“That is not only not right; it is not even wrong”
– Wolfgang Pauli
A lot of really important technologies started out looking like expensive, impractical toys. The engineering wasn’t finished, the building blocks didn’t fit together, the volumes were too low and the manufacturing process was new and imperfect. In parallel, many or even most important things propose some new way of doing things, or even an entirely new thing to do. So it doesn’t work, it’s expensive, and it’s silly. It’s a toy.
Some of the most important things of the last 100 years or so looked like this – aircraft, cars, telephones, mobile phones and personal computers were all dismissed.
But on the other hand, plenty of things that looked like useless toys never did become anything more.
This means that there is no predictive value in saying ‘that doesn’t work’ or ‘that looks like a toy’ – and that there is also no predictive value in saying ‘people always say that’. As Pauli put it, statements like this are ‘not even wrong’ – they do not give you any insight into what will happen. You have to go one level further. You have to ask ‘do you have a theory for why this will get better, or why it won’t, and for why people will change their behaviour, or for why they won’t’?
“They laughed at Columbus and they laughed at the Wright brothers. But they also laughed at Bozo the Clown.”
– Carl Sagan
To understand both of these, it’s useful to compare the Wright Flier with the Bell Rocket Belt. Both of these were expensive impractical toys, but one of them changed the world and the other did not. And there is no hindsight bias or survivor bias here.
The Wright Flier could only go 200 meters, and the Rocket Belt could only fly for 21 seconds. But the Flier was a breakthrough of principle. There was no reason why it couldn’t get much better, very quickly, and Blériot flew across the English Channel just six years later. There was a very clear and obvious path to make it better. Conversely, the Rocket Belt flew for 21 seconds because it used almost a litre of fuel per second – to fly like this for half a hour you’d need almost two tonnes of fuel, and you can’t carry that on your back. There was no roadmap to make it better without changing the laws of physics. We don’t just know that now – we knew it in 1962.

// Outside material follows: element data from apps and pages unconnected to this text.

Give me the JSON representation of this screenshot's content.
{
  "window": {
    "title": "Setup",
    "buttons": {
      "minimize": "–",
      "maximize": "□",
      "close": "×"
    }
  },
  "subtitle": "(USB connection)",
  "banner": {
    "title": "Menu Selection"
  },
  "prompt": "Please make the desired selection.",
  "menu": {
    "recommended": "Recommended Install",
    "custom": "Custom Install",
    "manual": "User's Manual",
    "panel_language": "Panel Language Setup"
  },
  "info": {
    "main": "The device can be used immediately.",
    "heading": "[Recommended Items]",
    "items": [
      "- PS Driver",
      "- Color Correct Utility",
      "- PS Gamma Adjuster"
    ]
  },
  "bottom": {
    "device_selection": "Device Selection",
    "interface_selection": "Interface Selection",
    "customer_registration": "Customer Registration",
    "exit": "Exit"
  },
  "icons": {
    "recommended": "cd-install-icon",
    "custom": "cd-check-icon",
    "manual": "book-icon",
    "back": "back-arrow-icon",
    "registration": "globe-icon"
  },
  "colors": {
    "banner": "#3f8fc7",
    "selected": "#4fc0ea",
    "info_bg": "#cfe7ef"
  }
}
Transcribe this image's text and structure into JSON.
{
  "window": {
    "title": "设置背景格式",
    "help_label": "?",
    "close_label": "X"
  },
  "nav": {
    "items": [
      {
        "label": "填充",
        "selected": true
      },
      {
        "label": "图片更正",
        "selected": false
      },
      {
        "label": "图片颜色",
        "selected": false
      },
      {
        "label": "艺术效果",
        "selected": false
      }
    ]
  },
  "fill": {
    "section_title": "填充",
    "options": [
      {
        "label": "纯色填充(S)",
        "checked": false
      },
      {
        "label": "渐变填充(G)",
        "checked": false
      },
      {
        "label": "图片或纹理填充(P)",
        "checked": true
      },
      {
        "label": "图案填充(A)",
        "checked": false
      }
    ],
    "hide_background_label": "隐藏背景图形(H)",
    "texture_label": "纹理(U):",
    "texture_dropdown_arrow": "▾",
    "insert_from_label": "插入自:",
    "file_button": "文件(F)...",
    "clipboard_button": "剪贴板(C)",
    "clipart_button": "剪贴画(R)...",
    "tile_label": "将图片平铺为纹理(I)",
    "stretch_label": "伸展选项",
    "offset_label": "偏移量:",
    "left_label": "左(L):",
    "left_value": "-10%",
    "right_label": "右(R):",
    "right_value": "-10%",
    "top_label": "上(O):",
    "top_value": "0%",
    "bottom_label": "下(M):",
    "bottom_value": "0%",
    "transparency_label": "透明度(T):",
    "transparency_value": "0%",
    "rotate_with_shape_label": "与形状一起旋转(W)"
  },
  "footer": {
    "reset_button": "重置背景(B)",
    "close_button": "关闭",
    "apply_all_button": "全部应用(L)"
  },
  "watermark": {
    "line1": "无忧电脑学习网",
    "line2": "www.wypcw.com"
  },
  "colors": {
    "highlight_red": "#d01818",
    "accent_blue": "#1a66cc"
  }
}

These roadmaps can come in steps. It took quite a few steps to get from the Flier to something that made ocean liners obsolete, and each of those steps were useful. The PC also came in steps – from hobbyists to spreadsheets to web browsers. The same thing for mobile – we went from expensive analogue phones for a few people to cheap GSM phones for billions of people to smartphones that changed what mobile meant. But there was always a path. The Apple 1, Netscape and the iPhone all looked like impractical toys that ‘couldn’t be used for real work’, but there were obvious roadmaps to change that – not necessarily all the way to the future, but certainly to a useful next step.

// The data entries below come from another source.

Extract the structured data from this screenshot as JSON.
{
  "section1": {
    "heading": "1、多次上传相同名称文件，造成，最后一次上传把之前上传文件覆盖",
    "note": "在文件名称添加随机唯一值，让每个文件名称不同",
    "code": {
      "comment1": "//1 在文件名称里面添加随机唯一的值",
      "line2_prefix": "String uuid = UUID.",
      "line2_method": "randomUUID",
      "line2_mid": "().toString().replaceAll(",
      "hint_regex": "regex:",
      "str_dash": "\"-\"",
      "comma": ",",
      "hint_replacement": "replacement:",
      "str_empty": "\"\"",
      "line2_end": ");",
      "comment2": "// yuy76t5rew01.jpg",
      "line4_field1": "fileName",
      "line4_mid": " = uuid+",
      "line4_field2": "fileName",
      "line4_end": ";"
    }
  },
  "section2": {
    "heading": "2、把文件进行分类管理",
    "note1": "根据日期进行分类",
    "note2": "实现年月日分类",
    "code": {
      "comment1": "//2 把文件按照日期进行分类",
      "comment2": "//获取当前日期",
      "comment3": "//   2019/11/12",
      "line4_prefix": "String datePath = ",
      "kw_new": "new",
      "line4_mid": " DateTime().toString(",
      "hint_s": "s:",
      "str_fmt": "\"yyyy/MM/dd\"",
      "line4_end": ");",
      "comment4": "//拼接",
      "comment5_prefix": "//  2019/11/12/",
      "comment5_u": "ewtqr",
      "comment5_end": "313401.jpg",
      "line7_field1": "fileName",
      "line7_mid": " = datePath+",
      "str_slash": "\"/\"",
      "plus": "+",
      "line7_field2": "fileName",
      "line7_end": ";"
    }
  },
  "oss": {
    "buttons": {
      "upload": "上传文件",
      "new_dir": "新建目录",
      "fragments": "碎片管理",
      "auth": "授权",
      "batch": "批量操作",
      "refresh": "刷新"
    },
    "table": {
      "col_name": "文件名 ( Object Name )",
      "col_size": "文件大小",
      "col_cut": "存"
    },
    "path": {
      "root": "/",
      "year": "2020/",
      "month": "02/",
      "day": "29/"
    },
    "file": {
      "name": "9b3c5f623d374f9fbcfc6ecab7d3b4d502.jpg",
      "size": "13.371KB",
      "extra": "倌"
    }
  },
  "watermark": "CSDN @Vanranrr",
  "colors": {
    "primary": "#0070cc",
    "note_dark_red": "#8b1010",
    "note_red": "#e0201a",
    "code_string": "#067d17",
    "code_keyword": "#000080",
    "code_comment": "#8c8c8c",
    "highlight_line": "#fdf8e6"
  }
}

Equally, sometimes the roadmap is ‘forget about this for 20 years’. The Newton or the IBM Simon were just too early, as was the first wave of VR in the 80s and 90s. You could have said, deterministically, that Moore’s Law would make VR or pocket computers useful at some point, so there was notionally a roadmap, but the roadmap told you to work on something else. This is different to the Rocket Belt, where there was no foreseeable future development that would make it work.
And sometimes the missing piece pops into existence in unpredictable ways – I have a fascinating essay by Hiram Maxim saying that he had everything about flight working in the late 19th century except for the engine – he couldn‘t make a steam engine with the right power-to-weight ratio, and then the internal combustion engine changed all the equations. This isn’t a roadmap either – hoping that something new will come along, but you don’t know what or when, is not a plan.

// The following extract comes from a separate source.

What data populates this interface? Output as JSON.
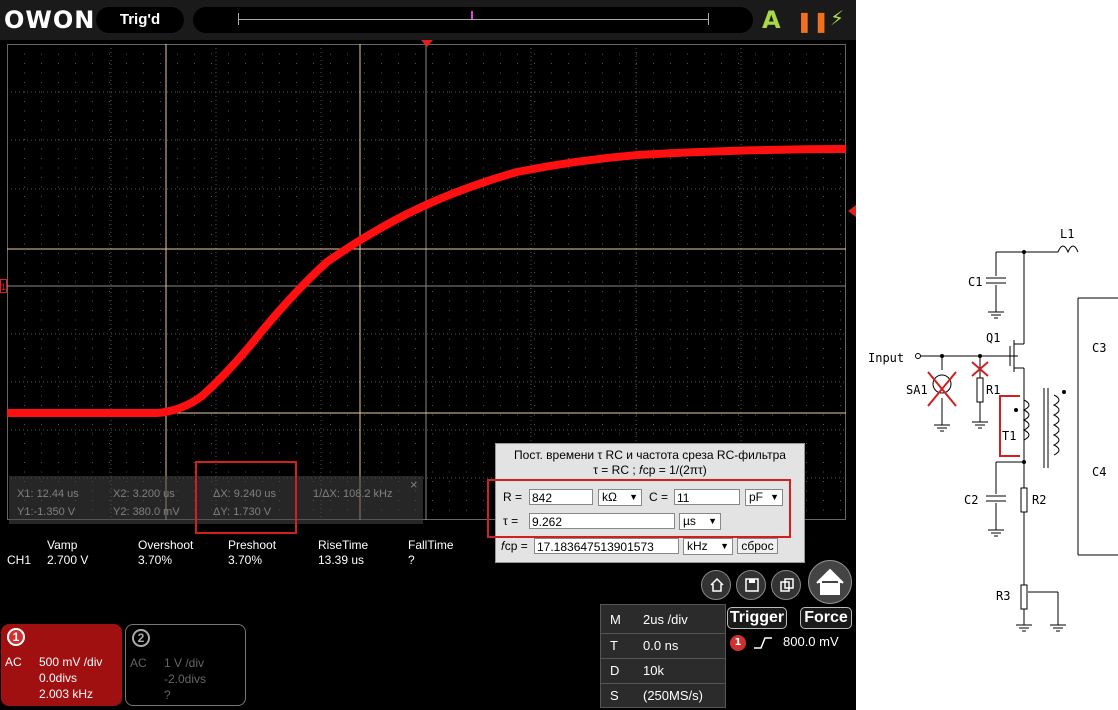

Finally, sometimes you have a roadmap but discover that it runs out short of the destination. This might be what has happened to autonomous cars. The machine learning breakthrough of 2013 gave us a clear roadmap to go from AVs that didn’t work at all to AVs that work pretty well but not well enough. We have 10% left to go, but it now looks at least possible that the last 10% is 90% of the effort, and that might need something different. We might now be Hiram Maxim, waiting for an ICE.
Much the same sort of questions apply to the other side of the problem – even if this did get very cheap and very good, who would use it? You can’t do a waterfall chart of an engineering roadmap here, but you can again ask questions – what would have to change? Are you proposing a change in human nature, or a different way of expressing it? What’s your theory of why things will change or why they won’t?
Philip II of Macedon to Sparta: “You are advised to submit without further delay, for if I bring my army into your land, I will destroy your farms, slay your people, and raze your city.”
The thread through all of this is that we don’t know what will happen, but we do know what could happen – we don’t know the answer, but we can at least ask useful questions. The key challenge to any assertion about what will happen, I think, is to ask ‘well, what would have to change?’ Could this happen, and if it did, would it work? We’re always going to be wrong sometimes, but we can try to be wrong for the right reasons. The point that Pauli was making in the quote I gave at the beginning is that a theory might be right or wrong, but first it has to rise to the level of being a theory at all. So, do you have a theory?